INSTRUCTIONS TO FOLLOW:
In the entries below, find every line with the string "arrow" and copy it.

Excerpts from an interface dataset

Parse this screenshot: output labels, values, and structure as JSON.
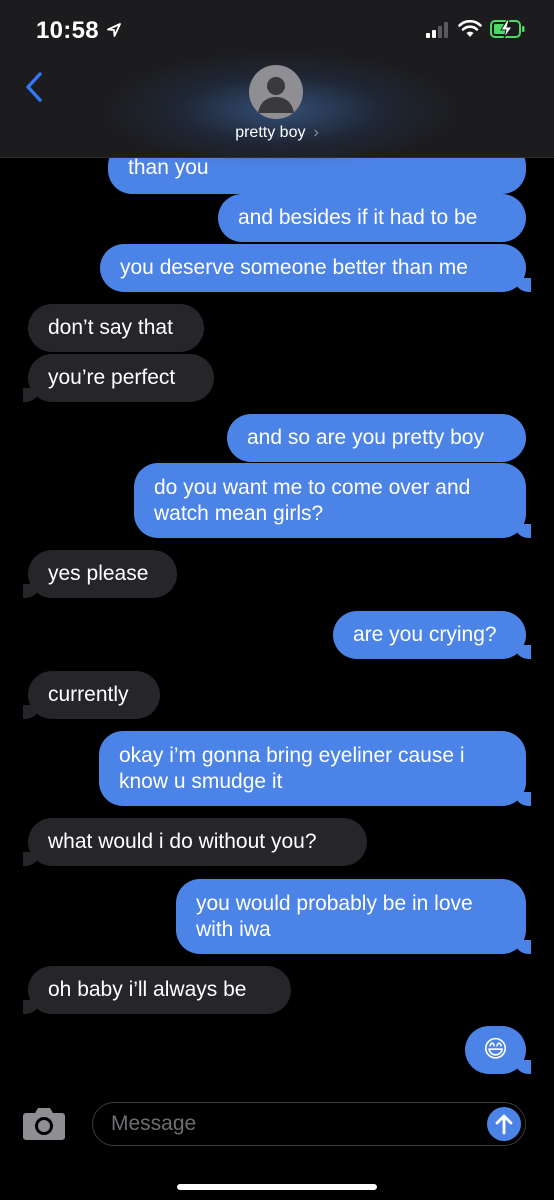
{
  "status_bar": {
    "time": "10:58"
  },
  "header": {
    "contact_name": "pretty boy",
    "chevron": "›"
  },
  "messages": [
    {
      "sender": "me",
      "text": "than you"
    },
    {
      "sender": "me",
      "text": "and besides if it had to be"
    },
    {
      "sender": "me",
      "text": "you deserve someone better than me"
    },
    {
      "sender": "them",
      "text": "don’t say that"
    },
    {
      "sender": "them",
      "text": "you’re perfect"
    },
    {
      "sender": "me",
      "text": "and so are you pretty boy"
    },
    {
      "sender": "me",
      "lines": [
        "do you want me to come over and",
        "watch mean girls?"
      ]
    },
    {
      "sender": "them",
      "text": "yes please"
    },
    {
      "sender": "me",
      "text": "are you crying?"
    },
    {
      "sender": "them",
      "text": "currently"
    },
    {
      "sender": "me",
      "lines": [
        "okay i’m gonna bring eyeliner cause i",
        "know u smudge it"
      ]
    },
    {
      "sender": "them",
      "text": "what would i do without you?"
    },
    {
      "sender": "me",
      "lines": [
        "you would probably be in love",
        "with iwa"
      ]
    },
    {
      "sender": "them",
      "text": "oh baby i’ll always be"
    },
    {
      "sender": "me",
      "text": "😄"
    }
  ],
  "composer": {
    "placeholder": "Message"
  },
  "icons": {
    "back": "chevron-left-icon",
    "location": "location-arrow-icon",
    "signal": "cellular-signal-icon",
    "wifi": "wifi-icon",
    "battery": "battery-charging-icon",
    "camera": "camera-icon",
    "send": "arrow-up-icon"
  },
  "colors": {
    "sent_bubble": "#4c83e6",
    "received_bubble": "#26262a",
    "accent": "#3478f6",
    "battery": "#4cd964"
  }
}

RESPONSE AREA:
    "location": "location-arrow-icon",
    "send": "arrow-up-icon"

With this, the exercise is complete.